TO DO: Your copy should match the records exactly, except that no pictures appear in it.
#### GIVEN DATA
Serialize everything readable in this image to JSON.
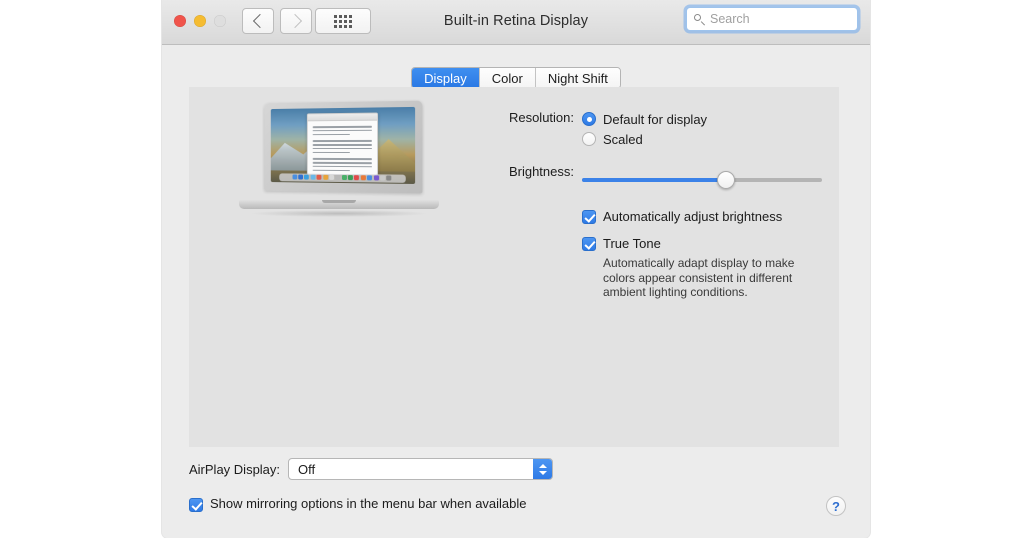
{
  "window": {
    "title": "Built-in Retina Display",
    "traffic_lights": [
      {
        "name": "close",
        "color": "#f0544b"
      },
      {
        "name": "minimize",
        "color": "#f5bc32"
      },
      {
        "name": "zoom",
        "color": "#dedede"
      }
    ],
    "nav": {
      "back_icon": "chevron-left-icon",
      "forward_icon": "chevron-right-icon",
      "grid_icon": "show-all-grid-icon"
    },
    "search": {
      "placeholder": "Search",
      "value": "",
      "icon": "search-icon",
      "focused": true,
      "focus_ring_color": "#6ea8ed"
    }
  },
  "tabs": [
    {
      "label": "Display",
      "selected": true
    },
    {
      "label": "Color",
      "selected": false
    },
    {
      "label": "Night Shift",
      "selected": false
    }
  ],
  "preview": {
    "device": "macbook-pro-illustration",
    "wallpaper": "high-sierra"
  },
  "resolution": {
    "label": "Resolution:",
    "options": [
      {
        "label": "Default for display",
        "selected": true
      },
      {
        "label": "Scaled",
        "selected": false
      }
    ]
  },
  "brightness": {
    "label": "Brightness:",
    "value_percent": 60
  },
  "checkboxes": [
    {
      "label": "Automatically adjust brightness",
      "checked": true
    },
    {
      "label": "True Tone",
      "checked": true
    }
  ],
  "true_tone_description": "Automatically adapt display to make colors appear consistent in different ambient lighting conditions.",
  "airplay": {
    "label": "AirPlay Display:",
    "value": "Off",
    "stepper_icon": "chevron-up-down-icon"
  },
  "mirroring": {
    "label": "Show mirroring options in the menu bar when available",
    "checked": true
  },
  "help": {
    "label": "?",
    "icon": "help-icon",
    "color": "#2f6fd0"
  },
  "colors": {
    "accent": "#2e7ae6",
    "tab_active": "#3f8ff0",
    "panel_bg": "#e2e2e2",
    "window_bg": "#ececec"
  }
}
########
ANSWER FOR THIS EXERCISE:
Serialize everything readable in this image to JSON.
{
  "window": {
    "title": "Built-in Retina Display",
    "traffic_lights": [
      {
        "name": "close",
        "color": "#f0544b"
      },
      {
        "name": "minimize",
        "color": "#f5bc32"
      },
      {
        "name": "zoom",
        "color": "#dedede"
      }
    ],
    "nav": {
      "back_icon": "chevron-left-icon",
      "forward_icon": "chevron-right-icon",
      "grid_icon": "show-all-grid-icon"
    },
    "search": {
      "placeholder": "Search",
      "value": "",
      "icon": "search-icon",
      "focused": true,
      "focus_ring_color": "#6ea8ed"
    }
  },
  "tabs": [
    {
      "label": "Display",
      "selected": true
    },
    {
      "label": "Color",
      "selected": false
    },
    {
      "label": "Night Shift",
      "selected": false
    }
  ],
  "preview": {
    "device": "macbook-pro-illustration",
    "wallpaper": "high-sierra"
  },
  "resolution": {
    "label": "Resolution:",
    "options": [
      {
        "label": "Default for display",
        "selected": true
      },
      {
        "label": "Scaled",
        "selected": false
      }
    ]
  },
  "brightness": {
    "label": "Brightness:",
    "value_percent": 60
  },
  "checkboxes": [
    {
      "label": "Automatically adjust brightness",
      "checked": true
    },
    {
      "label": "True Tone",
      "checked": true
    }
  ],
  "true_tone_description": "Automatically adapt display to make colors appear consistent in different ambient lighting conditions.",
  "airplay": {
    "label": "AirPlay Display:",
    "value": "Off",
    "stepper_icon": "chevron-up-down-icon"
  },
  "mirroring": {
    "label": "Show mirroring options in the menu bar when available",
    "checked": true
  },
  "help": {
    "label": "?",
    "icon": "help-icon",
    "color": "#2f6fd0"
  },
  "colors": {
    "accent": "#2e7ae6",
    "tab_active": "#3f8ff0",
    "panel_bg": "#e2e2e2",
    "window_bg": "#ececec"
  }
}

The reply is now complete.